Why New Yorkers Are Moving to Philly and What It Means for Our City

After 9/11, scores of tired, disenchanted and financially strapped New Yorkers began moving into Philadelphia to begin new lives. Here, one Big Apple transplant explains what the influx has wrought.

New Yorkers love possible, and one dubious hallmark of that optimism is gentrification. Creative-class New Yorkers are infamous for occupying struggling neighborhoods in the outer boroughs and outlying areas like Jersey City. They’re doing it in Philly, too. New Yorkers, realtors told me, are renovating houses in areas of Germantown, East Passyunk, Point Breeze, and sundry zip codes that few thought could be revived by any economic engine. And truthfully, they still might not.

“Neighborhoods change a lot more slowly in Philadelphia than they do in New York,” Christopher Plant, a realtor at Elfant Wissahickon, tells me. “But once New Yorkers hit Philadelphia, they tend to have this renewed optimism. And besides, they’re networkers, and they’re used to working really hard. A lot of them are pulling it off.”

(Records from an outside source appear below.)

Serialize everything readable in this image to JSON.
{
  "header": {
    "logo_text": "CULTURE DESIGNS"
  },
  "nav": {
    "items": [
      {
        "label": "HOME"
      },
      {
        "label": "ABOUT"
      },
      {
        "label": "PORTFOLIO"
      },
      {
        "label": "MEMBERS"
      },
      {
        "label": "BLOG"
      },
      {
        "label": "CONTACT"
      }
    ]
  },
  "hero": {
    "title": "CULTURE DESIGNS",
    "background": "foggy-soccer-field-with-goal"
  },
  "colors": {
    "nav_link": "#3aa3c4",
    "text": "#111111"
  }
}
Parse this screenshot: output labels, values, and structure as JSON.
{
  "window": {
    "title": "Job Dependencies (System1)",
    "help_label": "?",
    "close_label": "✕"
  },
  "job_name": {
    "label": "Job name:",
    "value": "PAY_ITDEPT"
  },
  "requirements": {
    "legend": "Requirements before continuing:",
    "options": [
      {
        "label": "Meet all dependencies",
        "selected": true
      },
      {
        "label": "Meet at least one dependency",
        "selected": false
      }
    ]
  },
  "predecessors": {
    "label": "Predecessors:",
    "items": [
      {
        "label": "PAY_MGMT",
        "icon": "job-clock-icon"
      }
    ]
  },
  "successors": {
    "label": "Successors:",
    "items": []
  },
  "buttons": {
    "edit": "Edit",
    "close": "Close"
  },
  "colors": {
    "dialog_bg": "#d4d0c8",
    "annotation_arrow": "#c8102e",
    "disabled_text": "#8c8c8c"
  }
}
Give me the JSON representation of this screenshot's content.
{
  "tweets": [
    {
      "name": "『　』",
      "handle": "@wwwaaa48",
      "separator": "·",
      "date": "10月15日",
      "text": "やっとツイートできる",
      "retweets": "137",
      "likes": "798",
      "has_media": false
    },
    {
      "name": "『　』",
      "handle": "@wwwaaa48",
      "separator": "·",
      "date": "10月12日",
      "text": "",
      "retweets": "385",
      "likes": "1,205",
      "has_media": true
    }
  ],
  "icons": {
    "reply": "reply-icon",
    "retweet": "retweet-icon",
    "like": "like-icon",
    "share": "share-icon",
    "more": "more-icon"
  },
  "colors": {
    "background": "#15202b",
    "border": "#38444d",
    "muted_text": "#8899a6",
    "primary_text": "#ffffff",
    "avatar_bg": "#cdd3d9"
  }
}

It turns out that a lot of those who are pulling it off—in real estate and beyond—are originally from here. Indeed, the trend has accrued such critical mass that at least in the Department of Commerce’s Office of Business Attraction and Retention, some officials have cooled their long-held efforts to stymie Philly’s braindrain. “Let them go and do time in New York or Los Angeles, let them gain business and life experience,” director Karen Randal explains. “When they’re ready, they come back and realize what a great city Philadelphia is, and they bring their expertise, business and enthusiasm back here and help pump in new life.”

Christopher Plant is himself an NY-Delphian. After attending Temple in the late 1980s, he moved to New York and, as a partner in the successful art and performance space Galapagos, helped revive Williamsburg, then a dangerous mix of addicts and Hasidic families. Upon moving back to Philly in 2002, Plant recast himself as a civic booster, launching guerrilla campaigns to lure Brooklynites here and becoming an active board member of local non-profits, including the Franklin’s Paine Skatepark, which breaks ground this month near the Art Museum and will purportedly be the largest in the country.

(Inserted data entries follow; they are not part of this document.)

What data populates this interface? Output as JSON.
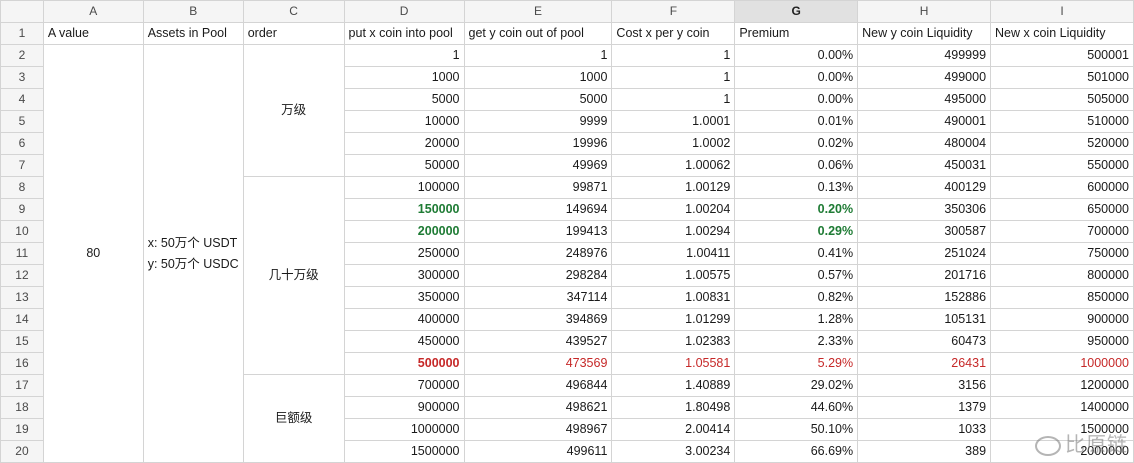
{
  "columns": [
    "A",
    "B",
    "C",
    "D",
    "E",
    "F",
    "G",
    "H",
    "I"
  ],
  "row_numbers": [
    "1",
    "2",
    "3",
    "4",
    "5",
    "6",
    "7",
    "8",
    "9",
    "10",
    "11",
    "12",
    "13",
    "14",
    "15",
    "16",
    "17",
    "18",
    "19",
    "20"
  ],
  "headers": {
    "a": "A value",
    "b": "Assets in Pool",
    "c": "order",
    "d": "put x coin into pool",
    "e": "get y coin out of pool",
    "f": "Cost x per y coin",
    "g": "Premium",
    "h": "New y coin Liquidity",
    "i": "New x coin Liquidity"
  },
  "a_value": "80",
  "assets": {
    "line1": "x: 50万个 USDT",
    "line2": "y: 50万个 USDC"
  },
  "orders": {
    "g1": "万级",
    "g2": "几十万级",
    "g3": "巨额级"
  },
  "rows": [
    {
      "d": "1",
      "e": "1",
      "f": "1",
      "g": "0.00%",
      "h": "499999",
      "i": "500001"
    },
    {
      "d": "1000",
      "e": "1000",
      "f": "1",
      "g": "0.00%",
      "h": "499000",
      "i": "501000"
    },
    {
      "d": "5000",
      "e": "5000",
      "f": "1",
      "g": "0.00%",
      "h": "495000",
      "i": "505000"
    },
    {
      "d": "10000",
      "e": "9999",
      "f": "1.0001",
      "g": "0.01%",
      "h": "490001",
      "i": "510000"
    },
    {
      "d": "20000",
      "e": "19996",
      "f": "1.0002",
      "g": "0.02%",
      "h": "480004",
      "i": "520000"
    },
    {
      "d": "50000",
      "e": "49969",
      "f": "1.00062",
      "g": "0.06%",
      "h": "450031",
      "i": "550000"
    },
    {
      "d": "100000",
      "e": "99871",
      "f": "1.00129",
      "g": "0.13%",
      "h": "400129",
      "i": "600000"
    },
    {
      "d": "150000",
      "e": "149694",
      "f": "1.00204",
      "g": "0.20%",
      "h": "350306",
      "i": "650000"
    },
    {
      "d": "200000",
      "e": "199413",
      "f": "1.00294",
      "g": "0.29%",
      "h": "300587",
      "i": "700000"
    },
    {
      "d": "250000",
      "e": "248976",
      "f": "1.00411",
      "g": "0.41%",
      "h": "251024",
      "i": "750000"
    },
    {
      "d": "300000",
      "e": "298284",
      "f": "1.00575",
      "g": "0.57%",
      "h": "201716",
      "i": "800000"
    },
    {
      "d": "350000",
      "e": "347114",
      "f": "1.00831",
      "g": "0.82%",
      "h": "152886",
      "i": "850000"
    },
    {
      "d": "400000",
      "e": "394869",
      "f": "1.01299",
      "g": "1.28%",
      "h": "105131",
      "i": "900000"
    },
    {
      "d": "450000",
      "e": "439527",
      "f": "1.02383",
      "g": "2.33%",
      "h": "60473",
      "i": "950000"
    },
    {
      "d": "500000",
      "e": "473569",
      "f": "1.05581",
      "g": "5.29%",
      "h": "26431",
      "i": "1000000"
    },
    {
      "d": "700000",
      "e": "496844",
      "f": "1.40889",
      "g": "29.02%",
      "h": "3156",
      "i": "1200000"
    },
    {
      "d": "900000",
      "e": "498621",
      "f": "1.80498",
      "g": "44.60%",
      "h": "1379",
      "i": "1400000"
    },
    {
      "d": "1000000",
      "e": "498967",
      "f": "2.00414",
      "g": "50.10%",
      "h": "1033",
      "i": "1500000"
    },
    {
      "d": "1500000",
      "e": "499611",
      "f": "3.00234",
      "g": "66.69%",
      "h": "389",
      "i": "2000000"
    }
  ],
  "highlight_colors": {
    "green": "#1e7b34",
    "red": "#c62828"
  },
  "watermark": "比原链",
  "watermark_icon": "weibo-logo"
}
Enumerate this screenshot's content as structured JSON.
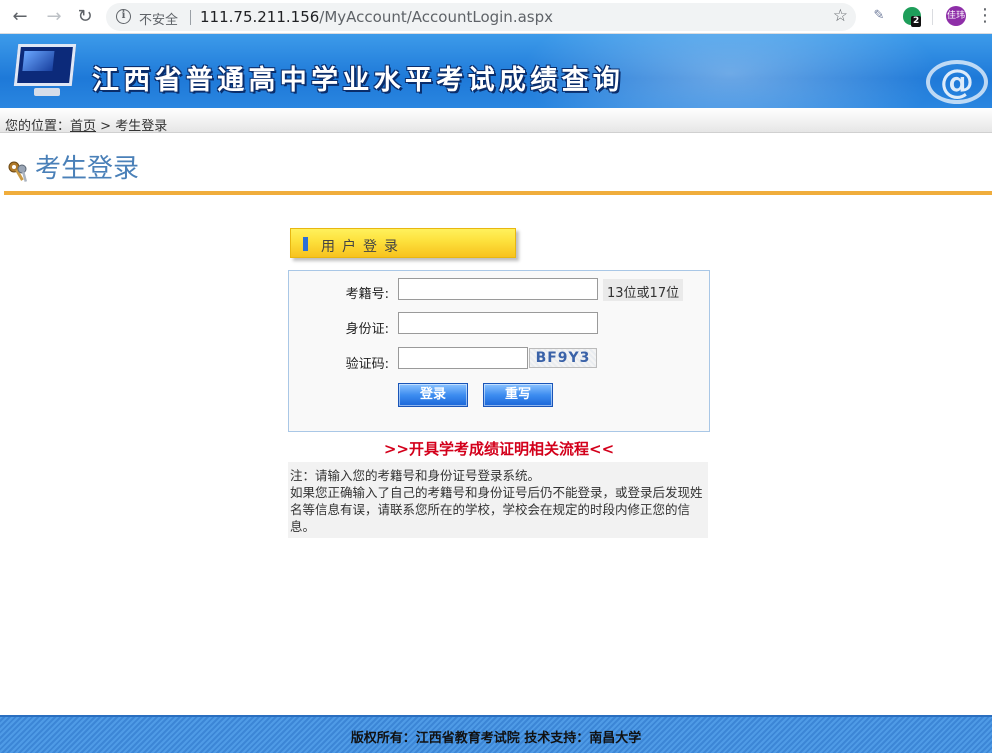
{
  "browser": {
    "security_label": "不安全",
    "url_host": "111.75.211.156",
    "url_path": "/MyAccount/AccountLogin.aspx",
    "extension_badge": "2",
    "profile_initials": "佳玮"
  },
  "banner": {
    "title": "江西省普通高中学业水平考试成绩查询"
  },
  "breadcrumb": {
    "prefix": "您的位置：",
    "home": "首页",
    "separator": " > ",
    "current": "考生登录"
  },
  "page": {
    "title": "考生登录"
  },
  "login": {
    "tab_label": "用户登录",
    "exam_id_label": "考籍号:",
    "exam_id_value": "",
    "exam_id_hint": "13位或17位",
    "id_card_label": "身份证:",
    "id_card_value": "",
    "captcha_label": "验证码:",
    "captcha_value": "",
    "captcha_text": "BF9Y3",
    "login_button": "登录",
    "reset_button": "重写"
  },
  "process_link": ">>开具学考成绩证明相关流程<<",
  "note": {
    "line1": "注：请输入您的考籍号和身份证号登录系统。",
    "line2": "如果您正确输入了自己的考籍号和身份证号后仍不能登录，或登录后发现姓名等信息有误，请联系您所在的学校，学校会在规定的时段内修正您的信息。"
  },
  "footer": {
    "copyright": "版权所有：江西省教育考试院 技术支持：南昌大学"
  }
}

Amanda Steinberg is another. The 34-year-old founder and CEO of DailyWorth.com—an online women’s financial advice site with 350,000 subscribers—is a Center City native who, like me, went to Baldwin in Bryn Mawr before graduating from Columbia in the ’90s. We didn’t know each other then, but our stories are almost identical: We wanted a less costly, more humane pace of life for our families, but we needed to be close to New York for work.

“I’m living out the existential mogul fantasy,” she confides over scones at Cake, a Chestnut Hill bakery that we both peg as being “like Baked in Red Hook, if it were in Park Slope.” Steinberg confesses relief at “not having to walk out of the house every morning with a perfect blow-out and keratin treatment” but still being able to head a high-powered operation: “I get to run a New York-based business, but live and do most of my work in this beautiful, affordable, family-friendly neighborhood with excellent schools, and spend time with my kids.”

Same thing for Anne Rivers, whose toddler daughter will attend my three-year-old son’s daycare, Summit Children’s Program in West Mount Airy, this fall. (A side note: When I mentioned I was writing this st­ory, a dozen NY-Delphian parents e-mailed me their cell phone numbers, all with New York area codes. Look, you can’t expect us to go completely cold-turkey.) With longtime Pennsylvania roots, Rivers heads up brand strategy consulting at the New York-based firm BAV Consulting. Her story mirrors Steinberg’s, mine and scads of others: moved for quality of life after living in New York for more than a decade. “I end up doing a lot of networking on the train from Philadelphia to New York with people in a similar work-life situation,” she says, chuckling. Rivers is open to scouting possibilities for a Philadelphia office for her division.